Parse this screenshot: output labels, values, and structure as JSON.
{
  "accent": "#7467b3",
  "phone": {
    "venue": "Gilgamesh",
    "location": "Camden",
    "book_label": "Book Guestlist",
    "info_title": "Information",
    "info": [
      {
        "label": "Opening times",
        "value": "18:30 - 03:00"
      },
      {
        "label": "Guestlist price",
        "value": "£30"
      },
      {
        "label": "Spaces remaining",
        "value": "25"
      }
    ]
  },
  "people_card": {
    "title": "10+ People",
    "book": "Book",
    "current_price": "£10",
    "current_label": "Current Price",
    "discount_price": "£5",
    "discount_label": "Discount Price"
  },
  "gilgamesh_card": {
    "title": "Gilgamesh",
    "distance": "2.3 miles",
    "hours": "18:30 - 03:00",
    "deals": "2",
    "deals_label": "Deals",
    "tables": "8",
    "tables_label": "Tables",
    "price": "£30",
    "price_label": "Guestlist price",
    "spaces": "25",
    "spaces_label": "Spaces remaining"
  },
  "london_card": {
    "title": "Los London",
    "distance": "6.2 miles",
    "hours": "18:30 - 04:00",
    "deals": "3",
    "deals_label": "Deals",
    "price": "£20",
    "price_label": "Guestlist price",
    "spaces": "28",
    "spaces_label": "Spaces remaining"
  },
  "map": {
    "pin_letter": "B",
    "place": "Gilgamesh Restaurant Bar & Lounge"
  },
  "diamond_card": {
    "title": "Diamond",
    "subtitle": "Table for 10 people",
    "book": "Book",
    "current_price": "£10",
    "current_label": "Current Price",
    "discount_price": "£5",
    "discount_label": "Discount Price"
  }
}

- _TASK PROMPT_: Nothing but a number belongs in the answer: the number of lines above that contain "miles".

- _RESULT OF THE TASK_: 2